Should a line below contain the word "with", report it.

» **Data records for software interfaces**
═══

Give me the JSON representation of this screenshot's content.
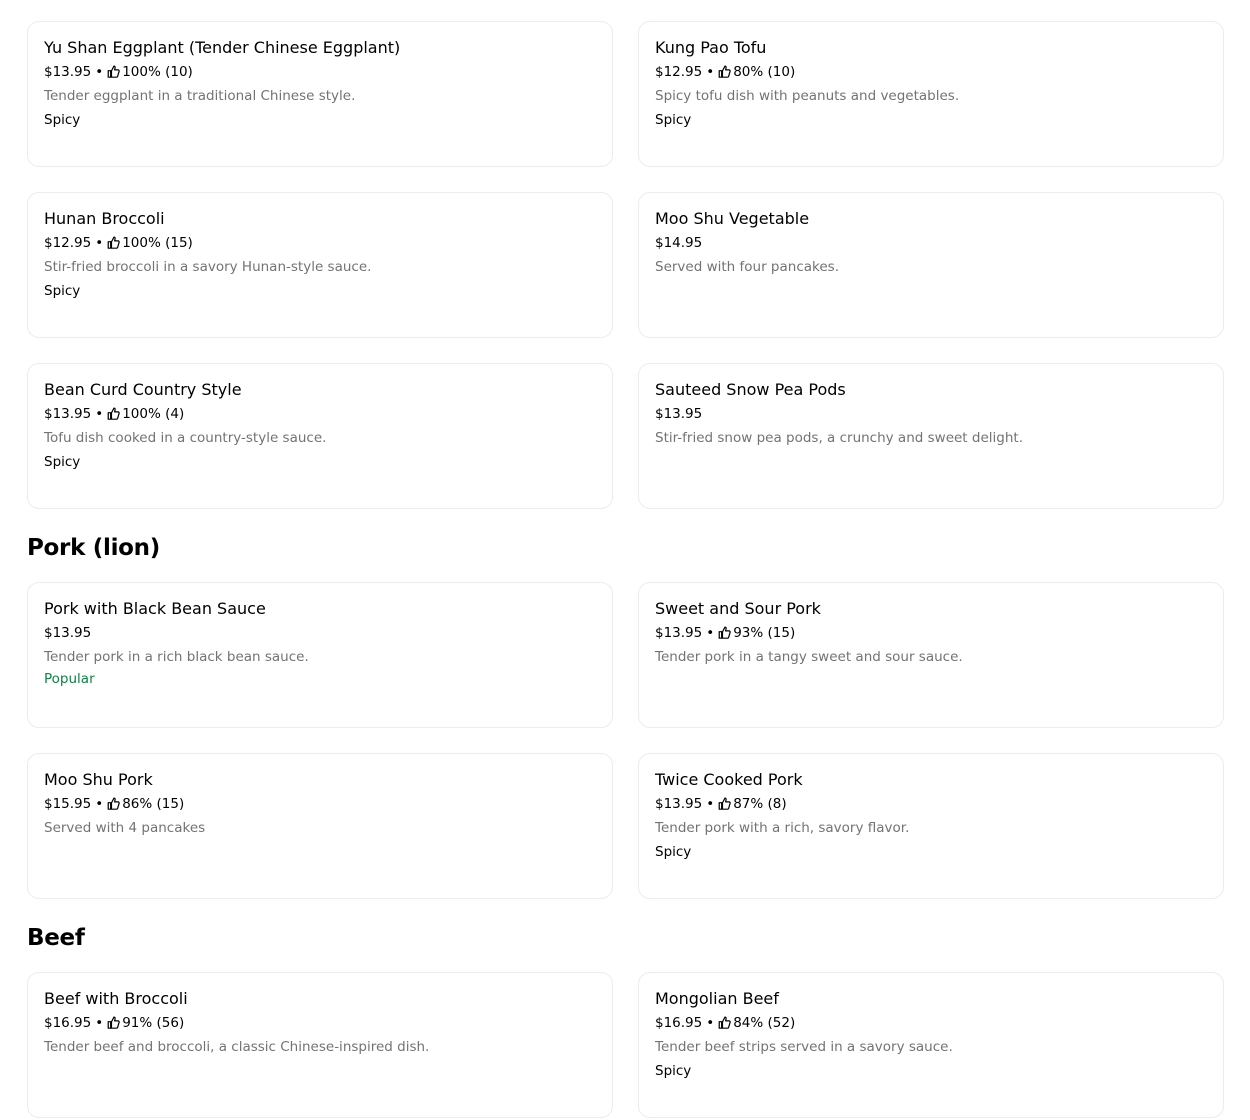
{
  "sections": [
    {
      "heading": "",
      "items": [
        {
          "name": "Yu Shan Eggplant (Tender Chinese Eggplant)",
          "price": "$13.95",
          "rating": "100% (10)",
          "description": "Tender eggplant in a traditional Chinese style.",
          "tag": "Spicy"
        },
        {
          "name": "Kung Pao Tofu",
          "price": "$12.95",
          "rating": "80% (10)",
          "description": "Spicy tofu dish with peanuts and vegetables.",
          "tag": "Spicy"
        },
        {
          "name": "Hunan Broccoli",
          "price": "$12.95",
          "rating": "100% (15)",
          "description": "Stir-fried broccoli in a savory Hunan-style sauce.",
          "tag": "Spicy"
        },
        {
          "name": "Moo Shu Vegetable",
          "price": "$14.95",
          "rating": "",
          "description": "Served with four pancakes.",
          "tag": ""
        },
        {
          "name": "Bean Curd Country Style",
          "price": "$13.95",
          "rating": "100% (4)",
          "description": "Tofu dish cooked in a country-style sauce.",
          "tag": "Spicy"
        },
        {
          "name": "Sauteed Snow Pea Pods",
          "price": "$13.95",
          "rating": "",
          "description": "Stir-fried snow pea pods, a crunchy and sweet delight.",
          "tag": ""
        }
      ]
    },
    {
      "heading": "Pork (lion)",
      "items": [
        {
          "name": "Pork with Black Bean Sauce",
          "price": "$13.95",
          "rating": "",
          "description": "Tender pork in a rich black bean sauce.",
          "tag": "Popular"
        },
        {
          "name": "Sweet and Sour Pork",
          "price": "$13.95",
          "rating": "93% (15)",
          "description": "Tender pork in a tangy sweet and sour sauce.",
          "tag": ""
        },
        {
          "name": "Moo Shu Pork",
          "price": "$15.95",
          "rating": "86% (15)",
          "description": "Served with 4 pancakes",
          "tag": ""
        },
        {
          "name": "Twice Cooked Pork",
          "price": "$13.95",
          "rating": "87% (8)",
          "description": "Tender pork with a rich, savory flavor.",
          "tag": "Spicy"
        }
      ]
    },
    {
      "heading": "Beef",
      "items": [
        {
          "name": "Beef with Broccoli",
          "price": "$16.95",
          "rating": "91% (56)",
          "description": "Tender beef and broccoli, a classic Chinese-inspired dish.",
          "tag": ""
        },
        {
          "name": "Mongolian Beef",
          "price": "$16.95",
          "rating": "84% (52)",
          "description": "Tender beef strips served in a savory sauce.",
          "tag": "Spicy"
        }
      ]
    }
  ],
  "icons": {
    "rating": "thumbs-up-icon"
  },
  "colors": {
    "popular": "#0e8345",
    "description": "#737373",
    "card_border": "#ececec"
  }
}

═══

» **Answer section**
          "description": "Spicy tofu dish with peanuts and vegetables.",
          "description": "Served with four pancakes.",
          "name": "Pork with Black Bean Sauce",
          "description": "Served with 4 pancakes",
          "description": "Tender pork with a rich, savory flavor.",
          "name": "Beef with Broccoli",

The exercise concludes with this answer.